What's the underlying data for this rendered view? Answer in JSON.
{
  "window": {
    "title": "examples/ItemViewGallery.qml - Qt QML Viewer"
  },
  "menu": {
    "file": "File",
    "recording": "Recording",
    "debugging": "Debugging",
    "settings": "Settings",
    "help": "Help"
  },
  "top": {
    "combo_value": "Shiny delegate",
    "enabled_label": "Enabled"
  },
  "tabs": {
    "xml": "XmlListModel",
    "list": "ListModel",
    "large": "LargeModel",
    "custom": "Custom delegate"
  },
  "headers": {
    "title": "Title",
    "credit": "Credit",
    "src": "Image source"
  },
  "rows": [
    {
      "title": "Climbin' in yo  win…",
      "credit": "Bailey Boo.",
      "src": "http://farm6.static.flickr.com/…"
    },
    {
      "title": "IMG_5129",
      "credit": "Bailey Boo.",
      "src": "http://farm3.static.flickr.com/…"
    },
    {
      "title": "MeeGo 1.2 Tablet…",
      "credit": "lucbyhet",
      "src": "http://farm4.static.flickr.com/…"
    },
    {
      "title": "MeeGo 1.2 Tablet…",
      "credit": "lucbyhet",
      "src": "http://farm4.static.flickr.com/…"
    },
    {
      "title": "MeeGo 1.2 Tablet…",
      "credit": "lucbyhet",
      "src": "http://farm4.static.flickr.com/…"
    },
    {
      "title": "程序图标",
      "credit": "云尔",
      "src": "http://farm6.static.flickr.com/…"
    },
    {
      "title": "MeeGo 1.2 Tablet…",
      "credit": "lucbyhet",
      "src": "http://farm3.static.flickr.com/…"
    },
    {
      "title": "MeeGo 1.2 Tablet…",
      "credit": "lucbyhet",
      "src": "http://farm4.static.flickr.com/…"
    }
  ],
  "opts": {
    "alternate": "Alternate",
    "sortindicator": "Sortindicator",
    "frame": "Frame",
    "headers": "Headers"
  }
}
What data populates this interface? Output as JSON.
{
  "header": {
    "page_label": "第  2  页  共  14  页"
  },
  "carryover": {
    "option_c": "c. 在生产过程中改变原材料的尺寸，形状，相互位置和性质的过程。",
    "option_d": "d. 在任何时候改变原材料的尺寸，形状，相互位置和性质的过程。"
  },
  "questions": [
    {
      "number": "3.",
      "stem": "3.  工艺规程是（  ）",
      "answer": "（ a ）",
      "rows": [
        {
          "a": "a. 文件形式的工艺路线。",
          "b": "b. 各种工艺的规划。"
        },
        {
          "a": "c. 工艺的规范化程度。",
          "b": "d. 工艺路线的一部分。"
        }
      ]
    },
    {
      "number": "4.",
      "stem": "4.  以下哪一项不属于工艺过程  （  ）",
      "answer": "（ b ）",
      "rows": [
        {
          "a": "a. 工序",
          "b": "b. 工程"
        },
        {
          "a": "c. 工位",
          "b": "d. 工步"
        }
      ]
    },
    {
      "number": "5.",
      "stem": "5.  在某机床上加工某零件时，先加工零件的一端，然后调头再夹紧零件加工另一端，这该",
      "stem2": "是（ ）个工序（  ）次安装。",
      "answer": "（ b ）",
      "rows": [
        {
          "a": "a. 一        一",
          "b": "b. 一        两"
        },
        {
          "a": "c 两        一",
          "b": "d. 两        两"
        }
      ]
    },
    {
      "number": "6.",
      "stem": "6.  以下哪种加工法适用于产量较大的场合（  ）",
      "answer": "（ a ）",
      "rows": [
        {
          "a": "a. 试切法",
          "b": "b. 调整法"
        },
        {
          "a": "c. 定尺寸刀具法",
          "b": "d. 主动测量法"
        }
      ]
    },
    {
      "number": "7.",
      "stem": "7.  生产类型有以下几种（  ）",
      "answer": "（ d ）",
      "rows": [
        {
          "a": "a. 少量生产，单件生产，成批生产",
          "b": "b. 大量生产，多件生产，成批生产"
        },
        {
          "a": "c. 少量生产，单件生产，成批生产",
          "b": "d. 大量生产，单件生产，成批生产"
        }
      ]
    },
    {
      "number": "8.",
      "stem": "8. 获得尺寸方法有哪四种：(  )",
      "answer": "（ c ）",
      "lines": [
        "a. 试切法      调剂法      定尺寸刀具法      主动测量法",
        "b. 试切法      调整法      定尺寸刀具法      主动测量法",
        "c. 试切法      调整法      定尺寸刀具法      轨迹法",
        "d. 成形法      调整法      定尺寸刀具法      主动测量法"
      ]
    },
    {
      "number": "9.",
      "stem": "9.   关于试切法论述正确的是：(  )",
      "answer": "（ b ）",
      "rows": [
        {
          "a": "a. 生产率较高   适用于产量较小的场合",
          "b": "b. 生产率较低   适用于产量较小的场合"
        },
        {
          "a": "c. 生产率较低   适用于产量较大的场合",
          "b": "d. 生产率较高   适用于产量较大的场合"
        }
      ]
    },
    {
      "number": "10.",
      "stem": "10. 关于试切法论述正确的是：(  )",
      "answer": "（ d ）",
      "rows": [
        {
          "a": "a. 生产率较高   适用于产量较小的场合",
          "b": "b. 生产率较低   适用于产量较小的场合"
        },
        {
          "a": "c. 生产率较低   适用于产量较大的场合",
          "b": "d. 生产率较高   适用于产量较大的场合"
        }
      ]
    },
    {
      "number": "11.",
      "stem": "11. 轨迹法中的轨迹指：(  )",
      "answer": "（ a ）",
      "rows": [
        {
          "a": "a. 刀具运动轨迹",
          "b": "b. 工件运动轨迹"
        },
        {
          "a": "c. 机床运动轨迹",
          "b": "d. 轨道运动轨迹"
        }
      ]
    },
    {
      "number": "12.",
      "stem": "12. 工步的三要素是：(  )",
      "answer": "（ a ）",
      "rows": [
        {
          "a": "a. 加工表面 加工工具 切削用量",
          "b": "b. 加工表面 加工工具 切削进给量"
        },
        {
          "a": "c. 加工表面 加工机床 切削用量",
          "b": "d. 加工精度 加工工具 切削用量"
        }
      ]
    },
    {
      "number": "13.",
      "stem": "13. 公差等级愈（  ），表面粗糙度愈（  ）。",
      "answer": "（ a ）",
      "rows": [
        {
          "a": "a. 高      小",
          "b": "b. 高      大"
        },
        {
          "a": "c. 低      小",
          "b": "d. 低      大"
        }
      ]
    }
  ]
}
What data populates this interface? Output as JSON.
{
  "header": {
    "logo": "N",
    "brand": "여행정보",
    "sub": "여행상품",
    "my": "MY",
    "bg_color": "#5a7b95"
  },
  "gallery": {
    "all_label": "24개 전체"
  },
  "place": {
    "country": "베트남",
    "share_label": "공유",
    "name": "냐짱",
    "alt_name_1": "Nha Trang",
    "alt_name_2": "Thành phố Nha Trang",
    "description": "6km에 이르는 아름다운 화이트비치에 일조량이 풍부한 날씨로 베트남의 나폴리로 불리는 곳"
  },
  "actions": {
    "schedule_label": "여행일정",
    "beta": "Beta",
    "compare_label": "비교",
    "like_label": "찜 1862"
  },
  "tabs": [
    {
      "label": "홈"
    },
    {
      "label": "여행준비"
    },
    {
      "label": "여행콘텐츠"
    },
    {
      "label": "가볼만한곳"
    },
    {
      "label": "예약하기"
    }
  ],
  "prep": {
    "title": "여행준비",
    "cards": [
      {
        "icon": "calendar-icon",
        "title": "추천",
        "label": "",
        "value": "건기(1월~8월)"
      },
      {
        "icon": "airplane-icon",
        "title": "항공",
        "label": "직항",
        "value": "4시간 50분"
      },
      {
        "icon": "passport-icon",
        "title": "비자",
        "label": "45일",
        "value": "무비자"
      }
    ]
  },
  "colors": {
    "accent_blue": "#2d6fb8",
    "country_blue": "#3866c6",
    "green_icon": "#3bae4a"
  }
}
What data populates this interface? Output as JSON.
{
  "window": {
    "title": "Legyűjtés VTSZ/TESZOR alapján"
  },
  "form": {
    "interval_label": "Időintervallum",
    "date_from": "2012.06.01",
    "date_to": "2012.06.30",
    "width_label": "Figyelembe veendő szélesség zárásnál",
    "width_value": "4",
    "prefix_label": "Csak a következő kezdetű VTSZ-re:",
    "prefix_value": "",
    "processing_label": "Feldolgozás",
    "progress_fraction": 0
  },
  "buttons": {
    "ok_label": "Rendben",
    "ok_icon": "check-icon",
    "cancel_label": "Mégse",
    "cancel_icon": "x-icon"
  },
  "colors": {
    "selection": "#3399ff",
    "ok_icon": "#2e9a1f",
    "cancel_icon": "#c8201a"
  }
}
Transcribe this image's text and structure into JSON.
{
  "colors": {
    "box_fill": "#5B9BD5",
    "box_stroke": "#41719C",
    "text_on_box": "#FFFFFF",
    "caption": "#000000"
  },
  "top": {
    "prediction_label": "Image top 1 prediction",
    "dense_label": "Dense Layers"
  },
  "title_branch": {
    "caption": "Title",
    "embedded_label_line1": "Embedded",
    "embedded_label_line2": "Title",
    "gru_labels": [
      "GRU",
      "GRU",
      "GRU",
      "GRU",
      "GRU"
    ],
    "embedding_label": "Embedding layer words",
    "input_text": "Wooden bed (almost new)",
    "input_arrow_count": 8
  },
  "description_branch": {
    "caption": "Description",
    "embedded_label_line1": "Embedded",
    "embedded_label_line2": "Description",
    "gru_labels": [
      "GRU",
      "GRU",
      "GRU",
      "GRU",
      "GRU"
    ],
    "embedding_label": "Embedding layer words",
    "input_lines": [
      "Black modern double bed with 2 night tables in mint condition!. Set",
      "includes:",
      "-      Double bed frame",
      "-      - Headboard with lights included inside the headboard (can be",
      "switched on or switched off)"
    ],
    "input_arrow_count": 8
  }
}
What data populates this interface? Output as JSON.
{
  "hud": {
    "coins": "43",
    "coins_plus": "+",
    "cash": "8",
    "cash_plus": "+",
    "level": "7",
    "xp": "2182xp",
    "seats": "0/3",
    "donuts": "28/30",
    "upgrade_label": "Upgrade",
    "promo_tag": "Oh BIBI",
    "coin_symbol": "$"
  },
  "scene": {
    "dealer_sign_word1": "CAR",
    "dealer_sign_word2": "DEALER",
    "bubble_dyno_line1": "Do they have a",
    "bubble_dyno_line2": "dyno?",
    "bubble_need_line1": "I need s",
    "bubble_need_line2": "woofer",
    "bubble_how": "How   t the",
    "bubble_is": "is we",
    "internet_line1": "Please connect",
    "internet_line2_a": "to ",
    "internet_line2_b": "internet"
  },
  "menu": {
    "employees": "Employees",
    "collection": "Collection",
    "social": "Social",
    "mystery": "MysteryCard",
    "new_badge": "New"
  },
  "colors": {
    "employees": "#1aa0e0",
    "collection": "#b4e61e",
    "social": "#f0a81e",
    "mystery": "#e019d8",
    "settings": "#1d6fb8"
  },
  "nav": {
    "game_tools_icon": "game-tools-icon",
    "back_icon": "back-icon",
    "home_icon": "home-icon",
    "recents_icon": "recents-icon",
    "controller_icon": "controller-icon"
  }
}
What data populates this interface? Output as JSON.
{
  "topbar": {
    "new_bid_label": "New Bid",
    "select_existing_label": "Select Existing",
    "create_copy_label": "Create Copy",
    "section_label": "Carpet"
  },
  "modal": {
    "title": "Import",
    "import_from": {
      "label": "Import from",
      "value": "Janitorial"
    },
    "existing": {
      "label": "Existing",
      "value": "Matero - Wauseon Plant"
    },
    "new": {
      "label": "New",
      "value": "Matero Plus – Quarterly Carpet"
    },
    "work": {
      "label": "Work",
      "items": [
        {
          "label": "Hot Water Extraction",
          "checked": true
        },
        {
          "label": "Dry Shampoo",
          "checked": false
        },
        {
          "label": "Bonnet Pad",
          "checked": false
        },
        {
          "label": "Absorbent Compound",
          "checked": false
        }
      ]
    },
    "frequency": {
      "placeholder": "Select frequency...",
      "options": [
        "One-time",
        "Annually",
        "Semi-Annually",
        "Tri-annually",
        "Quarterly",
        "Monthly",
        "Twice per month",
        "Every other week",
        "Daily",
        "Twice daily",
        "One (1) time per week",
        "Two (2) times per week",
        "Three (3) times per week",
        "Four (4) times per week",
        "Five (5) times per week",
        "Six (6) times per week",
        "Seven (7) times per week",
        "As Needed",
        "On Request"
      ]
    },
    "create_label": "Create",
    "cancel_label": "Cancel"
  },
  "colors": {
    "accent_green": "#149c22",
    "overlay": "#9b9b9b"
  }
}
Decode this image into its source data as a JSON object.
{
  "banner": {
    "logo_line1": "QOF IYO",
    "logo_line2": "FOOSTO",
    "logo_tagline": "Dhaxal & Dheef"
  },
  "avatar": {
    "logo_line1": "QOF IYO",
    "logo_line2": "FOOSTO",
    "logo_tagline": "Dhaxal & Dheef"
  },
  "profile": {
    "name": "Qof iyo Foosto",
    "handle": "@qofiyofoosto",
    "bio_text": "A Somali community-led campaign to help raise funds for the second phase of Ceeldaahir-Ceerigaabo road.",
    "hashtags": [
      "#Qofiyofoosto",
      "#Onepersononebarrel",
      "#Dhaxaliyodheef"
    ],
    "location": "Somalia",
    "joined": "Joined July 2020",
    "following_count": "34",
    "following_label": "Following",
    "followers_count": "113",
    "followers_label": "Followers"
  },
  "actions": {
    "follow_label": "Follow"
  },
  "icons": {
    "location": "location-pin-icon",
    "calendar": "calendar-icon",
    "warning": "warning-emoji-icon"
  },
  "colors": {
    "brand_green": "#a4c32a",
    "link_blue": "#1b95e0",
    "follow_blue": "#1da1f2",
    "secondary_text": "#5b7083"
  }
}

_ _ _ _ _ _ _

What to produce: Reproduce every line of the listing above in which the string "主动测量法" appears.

Task output:
          "b": "d. 主动测量法"
        "a. 试切法      调剂法      定尺寸刀具法      主动测量法",
        "b. 试切法      调整法      定尺寸刀具法      主动测量法",
        "d. 成形法      调整法      定尺寸刀具法      主动测量法"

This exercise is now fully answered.